Transferable Skills

Transferable skills

What are they, how can you develop them, and how can they help you in your career in healthcare?

The pandemic has highlighted some deficiencies in development of transferable skills for health students and new graduates. Understandably there is a large focus on development of clinical skills during clinical placement; with placements so much in demand recently due to cancellation of placements or organisations just not offering placements at the moment due to increased risk or staff exhaustion, developing clinical skills has become the priority.

 

 

What are transferable skills?

Transferable skills are sometimes called ‘soft’ skills – though I dislike that term as it seems to minimise their importance. The actual overall definition of what they are is obvious – skills that are transferable between settings, and they are extremely important in workplace settings.

One of the biggest issues when talking about transferable skills is that there is not one standard list of what they actually are.

Transferable skills commonly included in the list:

    • Communication (listening and speaking, via different mediums)
    • Leadership
    • Teamwork (and getting along with others)
    • Time management
    • Critical thinking & problem solving
    • Attitude
    • Work ethic/self-motivation
    • Conflict resolution
    • Decision making

This list is not comprehensive, but you get the idea. And as you can see, they all relate to job performance and getting along with others.
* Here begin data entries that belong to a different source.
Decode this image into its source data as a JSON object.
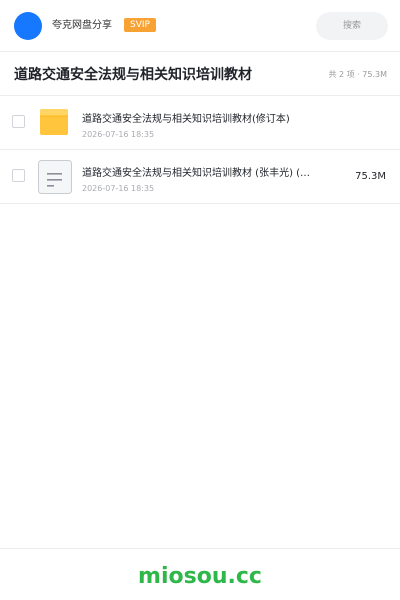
{
  "header": {
    "username": "夸克网盘分享",
    "badge": "SVIP",
    "search_placeholder": "搜索"
  },
  "title_bar": {
    "title": "道路交通安全法规与相关知识培训教材",
    "summary": "共 2 项 · 75.3M"
  },
  "files": [
    {
      "name": "道路交通安全法规与相关知识培训教材(修订本)",
      "date": "2026-07-16 18:35",
      "size": "",
      "icon": "folder-icon",
      "icon_color": "#ffc53d"
    },
    {
      "name": "道路交通安全法规与相关知识培训教材 (张丰光) (…",
      "date": "2026-07-16 18:35",
      "size": "75.3M",
      "icon": "document-icon",
      "icon_color": "#f5f6f8"
    }
  ],
  "footer": {
    "brand": "miosou.cc",
    "brand_color": "#2fb84a"
  },
  "colors": {
    "avatar": "#1677ff",
    "badge": "#f7a233"
  }
}
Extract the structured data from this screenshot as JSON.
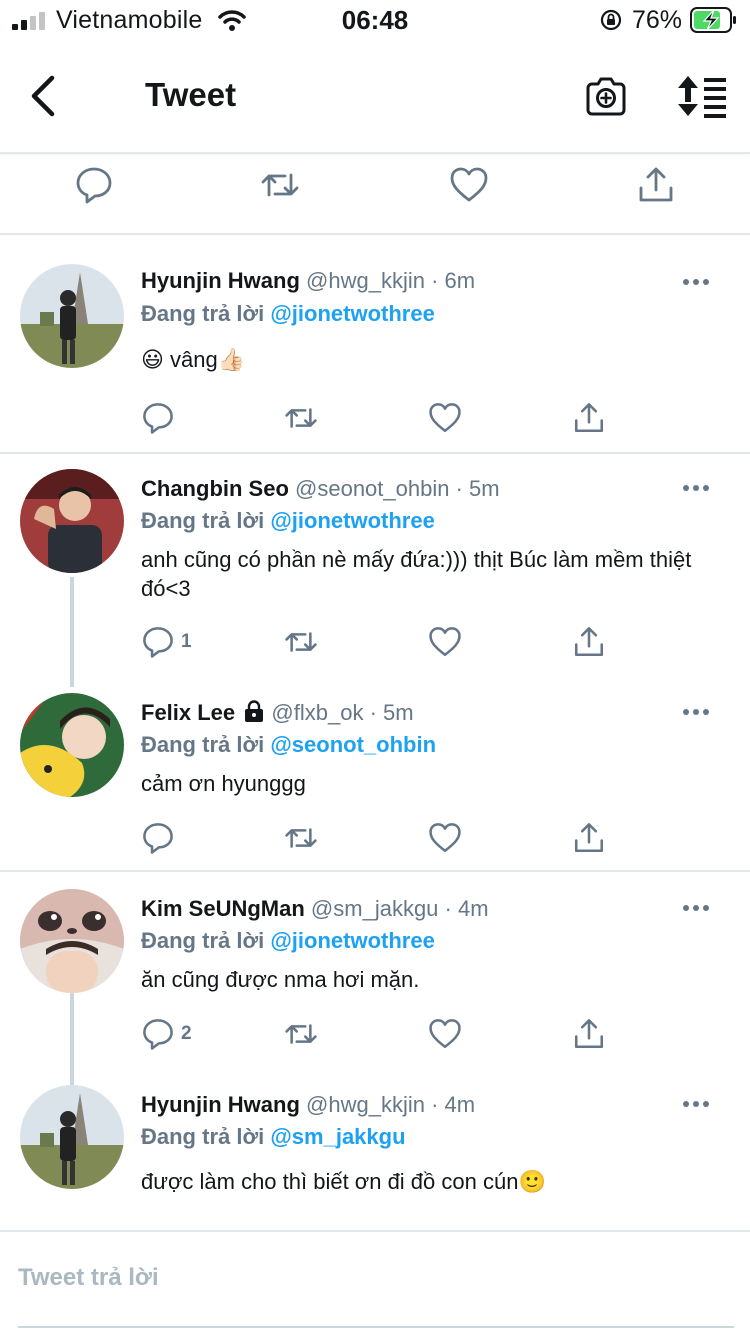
{
  "status_bar": {
    "carrier": "Vietnamobile",
    "time": "06:48",
    "battery": "76%"
  },
  "header": {
    "title": "Tweet"
  },
  "top_actions": [
    "reply-icon",
    "retweet-icon",
    "like-icon",
    "share-icon"
  ],
  "tweets": [
    {
      "name": "Hyunjin Hwang",
      "handle": "@hwg_kkjin",
      "time": "· 6m",
      "replying_prefix": "Đang trả lời",
      "mention": "@jionetwothree",
      "text": "😃  vâng👍🏻",
      "reply_count": ""
    },
    {
      "name": "Changbin Seo",
      "handle": "@seonot_ohbin",
      "time": "· 5m",
      "replying_prefix": "Đang trả lời",
      "mention": "@jionetwothree",
      "text": "anh cũng có phần nè mấy đứa:))) thịt Búc làm mềm thiệt đó<3",
      "reply_count": "1"
    },
    {
      "name": "Felix Lee",
      "handle": "@flxb_ok",
      "time": "· 5m",
      "replying_prefix": "Đang trả lời",
      "mention": "@seonot_ohbin",
      "text": "cảm ơn hyunggg",
      "reply_count": ""
    },
    {
      "name": "Kim SeUNgMan",
      "handle": "@sm_jakkgu",
      "time": "· 4m",
      "replying_prefix": "Đang trả lời",
      "mention": "@jionetwothree",
      "text": "ăn cũng được nma hơi mặn.",
      "reply_count": "2"
    },
    {
      "name": "Hyunjin Hwang",
      "handle": "@hwg_kkjin",
      "time": "· 4m",
      "replying_prefix": "Đang trả lời",
      "mention": "@sm_jakkgu",
      "text": "được làm cho thì biết ơn đi đồ con cún🙂",
      "reply_count": ""
    }
  ],
  "composer": {
    "placeholder": "Tweet trả lời"
  },
  "colors": {
    "accent": "#1da1f2",
    "muted": "#657786",
    "divider": "#e1e8ed",
    "battery": "#4cd964"
  }
}
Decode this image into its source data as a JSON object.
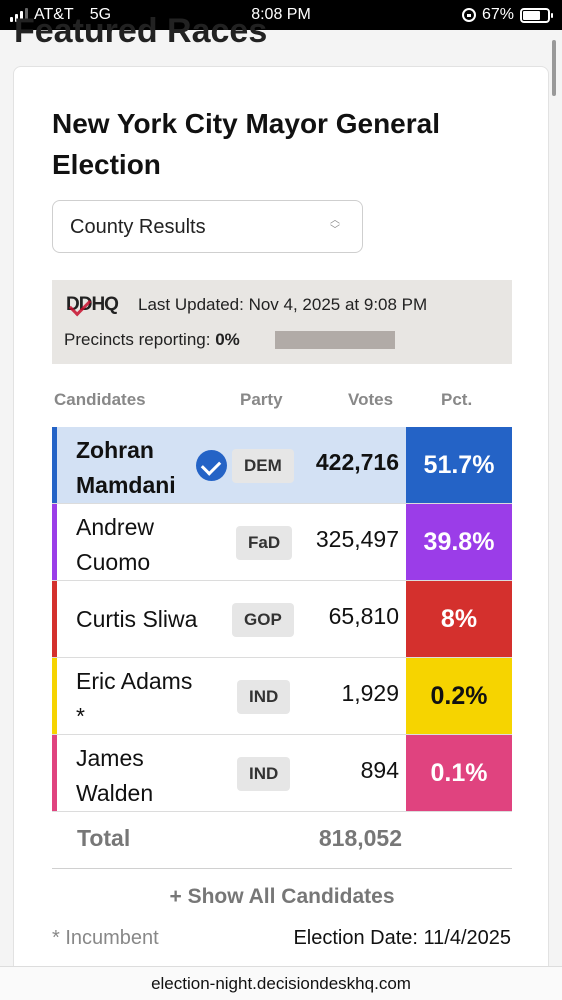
{
  "status_bar": {
    "carrier": "AT&T",
    "network": "5G",
    "time": "8:08 PM",
    "battery": "67%"
  },
  "page": {
    "section_heading": "Featured Races"
  },
  "race": {
    "title": "New York City Mayor General Election",
    "results_select": {
      "selected": "County Results"
    },
    "update_box": {
      "logo_text": "DDHQ",
      "last_updated": "Last Updated: Nov 4, 2025 at 9:08 PM",
      "precincts_label": "Precincts reporting:",
      "precincts_value": "0%",
      "precincts_fraction": 0
    },
    "table": {
      "headers": {
        "candidates": "Candidates",
        "party": "Party",
        "votes": "Votes",
        "pct": "Pct."
      },
      "rows": [
        {
          "name": "Zohran Mamdani",
          "party": "DEM",
          "votes": "422,716",
          "pct": "51.7%",
          "color": "#2463c6",
          "winner": true
        },
        {
          "name": "Andrew Cuomo",
          "party": "FaD",
          "votes": "325,497",
          "pct": "39.8%",
          "color": "#9b3de8",
          "winner": false
        },
        {
          "name": "Curtis Sliwa",
          "party": "GOP",
          "votes": "65,810",
          "pct": "8%",
          "color": "#d4302d",
          "winner": false
        },
        {
          "name": "Eric Adams *",
          "party": "IND",
          "votes": "1,929",
          "pct": "0.2%",
          "color": "#f6d400",
          "winner": false
        },
        {
          "name": "James Walden",
          "party": "IND",
          "votes": "894",
          "pct": "0.1%",
          "color": "#e0437f",
          "winner": false
        }
      ],
      "total_label": "Total",
      "total_votes": "818,052"
    },
    "show_all_label": "+ Show All Candidates",
    "incumbent_note": "* Incumbent",
    "election_date": "Election Date: 11/4/2025"
  },
  "browser": {
    "url": "election-night.decisiondeskhq.com"
  },
  "icons": [
    "signal-icon",
    "lock-rotation-icon",
    "battery-icon",
    "chevron-updown-icon",
    "winner-check-icon"
  ]
}
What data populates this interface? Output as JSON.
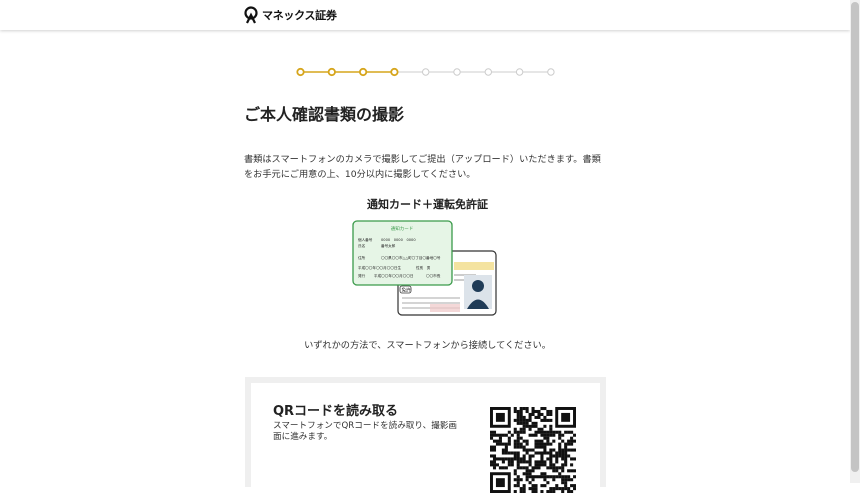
{
  "header": {
    "logo_text": "マネックス証券"
  },
  "progress": {
    "total_steps": 9,
    "completed_steps": 4,
    "active_color": "#d6a51c",
    "inactive_color": "#cccccc"
  },
  "page": {
    "title": "ご本人確認書類の撮影",
    "description": "書類はスマートフォンのカメラで撮影してご提出（アップロード）いただきます。書類をお手元にご用意の上、10分以内に撮影してください。",
    "document_title": "通知カード＋運転免許証",
    "method_text": "いずれかの方法で、スマートフォンから接続してください。"
  },
  "notification_card": {
    "title": "通知カード",
    "number_label": "個人番号",
    "number_value": "0000　0000　0000",
    "name_label": "氏名",
    "name_value": "番号太郎",
    "address_label": "住所",
    "address_value": "〇〇県〇〇市△△町〇丁目〇番地〇号",
    "birth_value": "平成〇〇年〇〇月〇〇日生",
    "gender_value": "性別　男",
    "issued_label": "発行",
    "issued_value": "平成〇〇年〇〇月〇〇日",
    "issuer_value": "〇〇市長"
  },
  "license": {
    "label": "免許"
  },
  "qr_section": {
    "title": "QRコードを読み取る",
    "description": "スマートフォンでQRコードを読み取り、撮影画面に進みます。"
  },
  "colors": {
    "accent": "#d6a51c",
    "card_green": "#e6f5e6",
    "card_border": "#3a9a4a",
    "license_photo": "#1f3b57"
  }
}
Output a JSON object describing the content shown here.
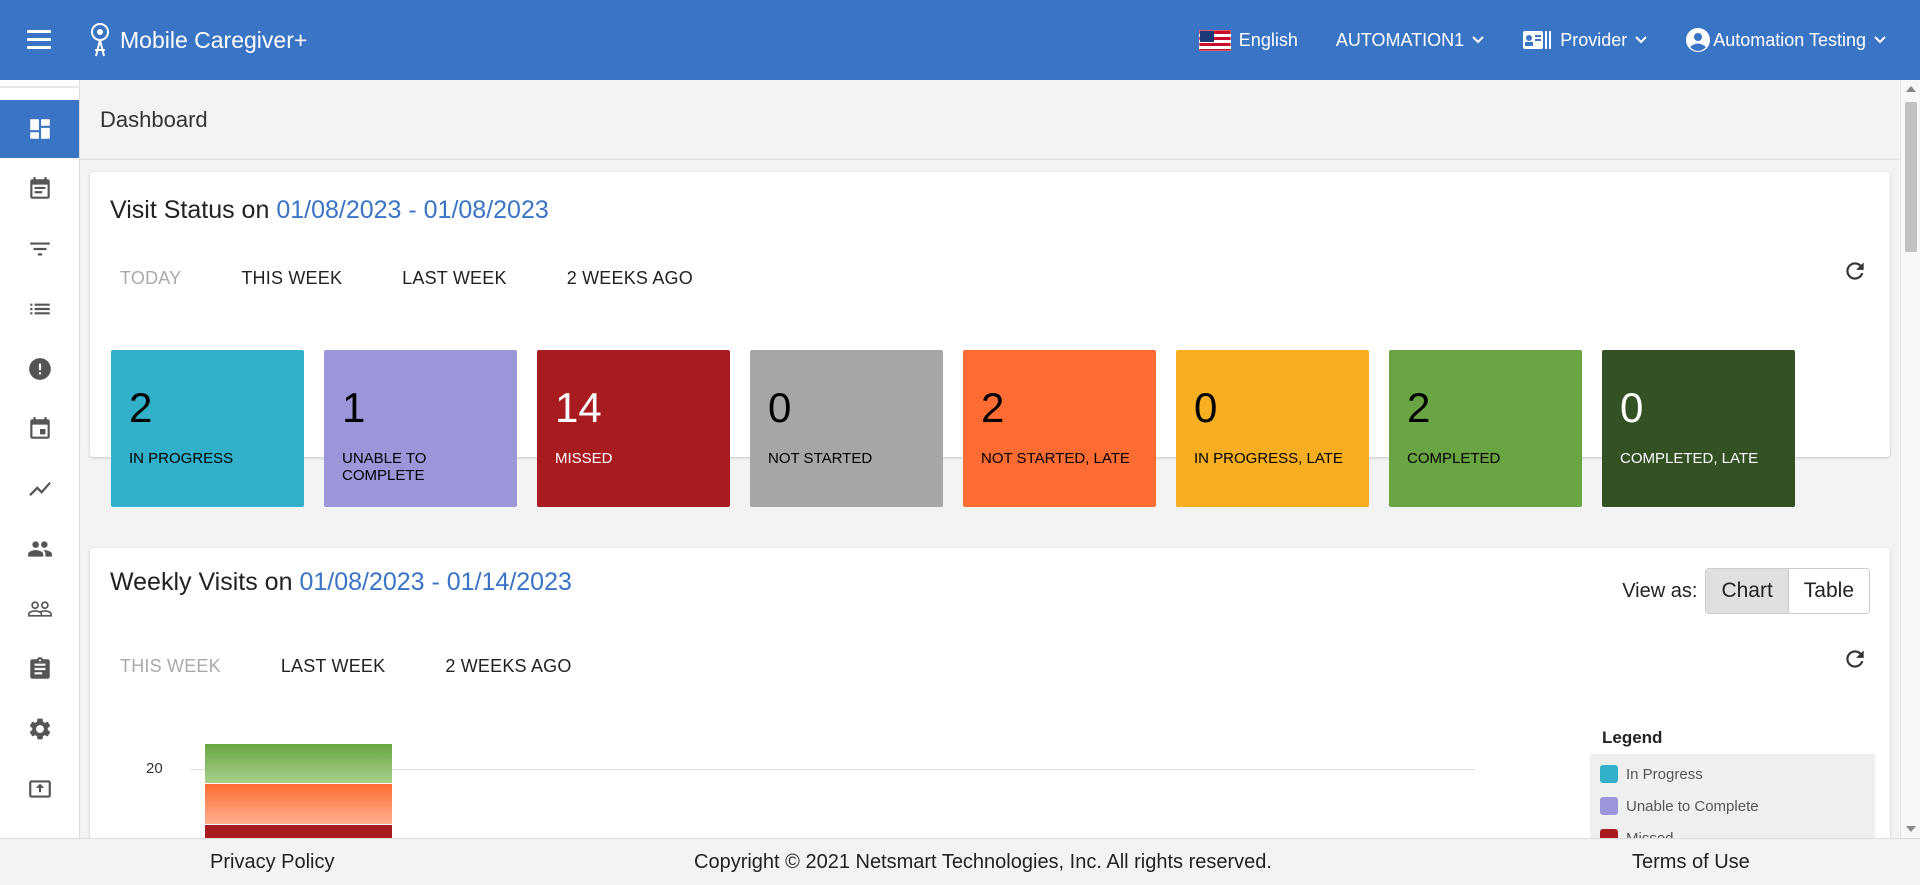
{
  "header": {
    "brand": "Mobile Caregiver+",
    "language": "English",
    "agency": "AUTOMATION1",
    "role": "Provider",
    "user": "Automation Testing"
  },
  "sidebar": {
    "items": [
      {
        "icon": "dashboard-icon",
        "active": true
      },
      {
        "icon": "calendar-note-icon"
      },
      {
        "icon": "filter-icon"
      },
      {
        "icon": "list-icon"
      },
      {
        "icon": "alert-icon"
      },
      {
        "icon": "calendar-icon"
      },
      {
        "icon": "trend-icon"
      },
      {
        "icon": "people-icon"
      },
      {
        "icon": "people-outline-icon"
      },
      {
        "icon": "clipboard-icon"
      },
      {
        "icon": "gear-icon"
      },
      {
        "icon": "upload-icon"
      }
    ]
  },
  "page": {
    "title": "Dashboard"
  },
  "visit_status": {
    "title_prefix": "Visit Status on",
    "date_range": "01/08/2023 - 01/08/2023",
    "tabs": [
      "TODAY",
      "THIS WEEK",
      "LAST WEEK",
      "2 WEEKS AGO"
    ],
    "tiles": [
      {
        "count": "2",
        "label": "IN PROGRESS",
        "color": "#33b0c9"
      },
      {
        "count": "1",
        "label": "UNABLE TO COMPLETE",
        "color": "#9b96da"
      },
      {
        "count": "14",
        "label": "MISSED",
        "color": "#a81c1f"
      },
      {
        "count": "0",
        "label": "NOT STARTED",
        "color": "#a6a6a6"
      },
      {
        "count": "2",
        "label": "NOT STARTED, LATE",
        "color": "#fe6c33"
      },
      {
        "count": "0",
        "label": "IN PROGRESS, LATE",
        "color": "#f8ae21"
      },
      {
        "count": "2",
        "label": "COMPLETED",
        "color": "#69a542"
      },
      {
        "count": "0",
        "label": "COMPLETED, LATE",
        "color": "#335123"
      }
    ]
  },
  "weekly_visits": {
    "title_prefix": "Weekly Visits on",
    "date_range": "01/08/2023 - 01/14/2023",
    "view_as_label": "View as:",
    "view_chart": "Chart",
    "view_table": "Table",
    "tabs": [
      "THIS WEEK",
      "LAST WEEK",
      "2 WEEKS AGO"
    ],
    "legend_title": "Legend",
    "legend": [
      {
        "label": "In Progress",
        "color": "#33b0c9"
      },
      {
        "label": "Unable to Complete",
        "color": "#9b96da"
      },
      {
        "label": "Missed",
        "color": "#a81c1f"
      }
    ]
  },
  "chart_data": {
    "type": "bar",
    "stacked": true,
    "yticks_visible": [
      "20"
    ],
    "series_visible_top_to_bottom": [
      {
        "name": "Completed",
        "color": "#69a542"
      },
      {
        "name": "Not Started, Late",
        "color": "#fe6c33"
      },
      {
        "name": "Missed",
        "color": "#a81c1f"
      }
    ]
  },
  "footer": {
    "privacy": "Privacy Policy",
    "copyright": "Copyright © 2021 Netsmart Technologies, Inc. All rights reserved.",
    "terms": "Terms of Use"
  }
}
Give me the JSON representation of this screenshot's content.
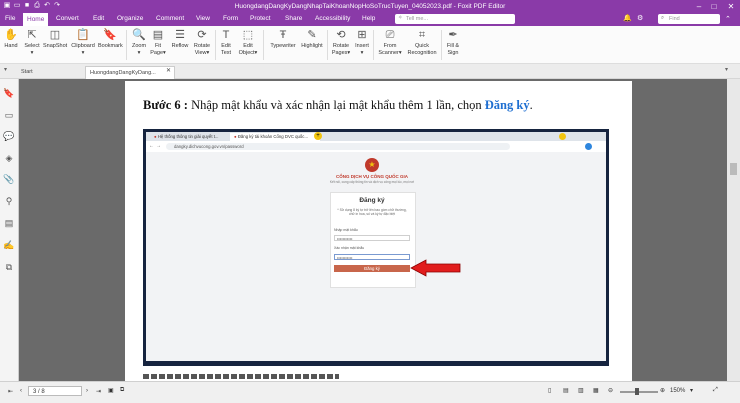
{
  "window": {
    "title": "HuongdangDangKyDangNhapTaiKhoanNopHoSoTrucTuyen_04052023.pdf - Foxit PDF Editor"
  },
  "menu": {
    "items": [
      "File",
      "Home",
      "Convert",
      "Edit",
      "Organize",
      "Comment",
      "View",
      "Form",
      "Protect",
      "Share",
      "Accessibility",
      "Help"
    ],
    "active": "Home",
    "tell_me_placeholder": "Tell me...",
    "find_placeholder": "Find"
  },
  "ribbon": {
    "tools": [
      {
        "label": "Hand"
      },
      {
        "label": "Select",
        "sub": "▾"
      },
      {
        "label": "SnapShot"
      },
      {
        "label": "Clipboard",
        "sub": "▾"
      },
      {
        "label": "Bookmark"
      },
      {
        "label": "Zoom",
        "sub": "▾"
      },
      {
        "label": "Fit",
        "sub": "Page▾"
      },
      {
        "label": "Reflow"
      },
      {
        "label": "Rotate",
        "sub": "View▾"
      },
      {
        "label": "Edit",
        "sub": "Text"
      },
      {
        "label": "Edit",
        "sub": "Object▾"
      },
      {
        "label": "Typewriter"
      },
      {
        "label": "Highlight"
      },
      {
        "label": "Rotate",
        "sub": "Pages▾"
      },
      {
        "label": "Insert",
        "sub": "▾"
      },
      {
        "label": "From",
        "sub": "Scanner▾"
      },
      {
        "label": "Quick",
        "sub": "Recognition"
      },
      {
        "label": "Fill &",
        "sub": "Sign"
      }
    ]
  },
  "tabs": {
    "start": "Start",
    "doc": "HuongdangDangKyDang..."
  },
  "document": {
    "step_label": "Bước 6 :",
    "step_text": " Nhập mật khẩu và xác nhận lại mật khẩu thêm 1 lần, chọn ",
    "step_link": "Đăng ký",
    "step_end": "."
  },
  "screenshot": {
    "tab1": "Hệ thống thông tin giải quyết t...",
    "tab2": "Đăng ký tài khoản Cổng DVC quốc...",
    "url": "dangky.dichvucong.gov.vn/password",
    "portal_title": "CỔNG DỊCH VỤ CÔNG QUỐC GIA",
    "portal_subtitle": "Kết nối, cung cấp thông tin và dịch vụ công mọi lúc, mọi nơi",
    "form_title": "Đăng ký",
    "form_hint": "* Sử dụng 8 ký tự trở lên bao gồm chữ thường, chữ in hoa, số và ký tự đặc biệt",
    "password_label": "Nhập mật khẩu",
    "password_value": "•••••••••••",
    "confirm_label": "Xác nhận mật khẩu",
    "confirm_value": "•••••••••••",
    "submit_label": "Đăng ký"
  },
  "status": {
    "page_indicator": "3 / 8",
    "zoom": "150%"
  },
  "colors": {
    "brand": "#8a3aa8",
    "link": "#1f6fd1",
    "arrow": "#e11d1d",
    "submit": "#c8664b"
  }
}
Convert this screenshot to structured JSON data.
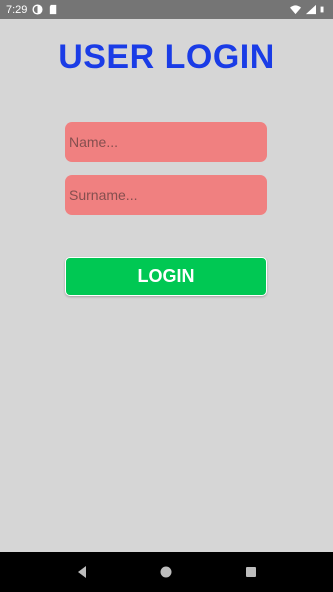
{
  "status_bar": {
    "time": "7:29",
    "icons": [
      "app-notification-icon",
      "sd-card-icon",
      "wifi-icon",
      "signal-icon",
      "battery-icon"
    ]
  },
  "login": {
    "title": "USER LOGIN",
    "name_placeholder": "Name...",
    "surname_placeholder": "Surname...",
    "button_label": "LOGIN"
  },
  "colors": {
    "background": "#d6d6d6",
    "title": "#1a3ce6",
    "field": "#f08080",
    "button": "#00c853"
  },
  "nav_bar": {
    "icons": [
      "back-icon",
      "home-icon",
      "recents-icon"
    ]
  }
}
So calling them ‘soft’ is a misrepresentation. They can be ‘hard’ skills for people to develop!

While transferable skills come naturally to a certain degree to some people, others need to spend more time developing them to better engage with their work colleagues, patients and clients. Even those who naturally have aptitude need time to develop their skills to a level that is required in healthcare settings – all healthcare workers need to develop transferable skills alongside their clinical skills (Dolev et al. 2021). Research has shown (e.g. Higgins et al. 2005) that even experienced health professionals have unmet non-clinical training needs, and often aren’t provided the time to attend non-clinical training.

 

 
How can transferable skills help you in your career in healthcare?

Having well developed transferable skills is beneficial to health professionals at all levels of experience. Students in particular need to highlight their transferable skills when applying for graduate positions, as they have limited clinical experience – employers will actually be looking for these skills in resumes and in interviews. Those behaviour-based questions in interviews? They help organisations identify the transferable skills they are looking for.

Having the above skills well developed will make you more employable, allow better career progression and work performance, enable better healthcare outcomes for patients and clients, and provide an all-round better workplace.

These human-centric transferable skills are also becoming more in demand as more technology is introduced into the workplace. Data is produced and analysed by computer-based technology, but employees need to be able to interpret, share, utilise and apply the information.

 

 
How can you develop your transferable skills?

One word: practice. How did you develop your clinical skills? – practice. Transferable skill development is no different. Evaluate your level of skill in each of the transferable skills listed above – and be honest. Everyone can improve their skills in these areas – everyone. I’ve been modelling good communication practices and teaching communication skills for years, and I still need to improve. One of the first things to fall down when you are stressed or angry is good communication – and how many other transferable skills on the list would be the same? Actually when you look at them – ALL of them.

There are a number of training options available to help you develop transferable skills. Some workplaces will offer training in these areas, but in rural areas it is often harder to access. Online courses are a good option, especially if access is an issue. The Going Rural Health website Learning Centre https://goingruralhealth.com.au/grh-lms/  has a number of courses that fit with these skills. Our team members also provide face to face training (when we can) or virtual training in some of these skills.

Visit the Going Rural Health website to learn more about what the team can offer in transferable skills education, or contact the Going Rural Health team for more information at going-ruralhealth@unimelb.edu.au .

 

And lastly: don’t give up. Ask for help if you need it. Development of transferable skills is a life-long practice. These skills are worthwhile, and worth the time to develop.

Trish Thorpe

Associate Lecturer, Rural Placement Co-ordinator

Going Rural Health Ballarat

Clinical Biochemist/Medical Scientist and Teacher

 
References:

Higgins R, Gallen D, Whiteman S. (2005). Meeting the non-clinical education and training needs of new consultants. Postgraduate Medical Journal 81, pp519-523. DOI: http://dx.doi.org/10.1136/pgmj.2004.028902

Dolev, N., Naamati-Schneider, L. & Meirovich A. (2021). Making Soft Skills a Part of the Curriculum of Healthcare Studies [Online First], IntechOpen, DOI: 10.5772/intechopen.98671. Available from: https://www.intechopen.com/online-first/77395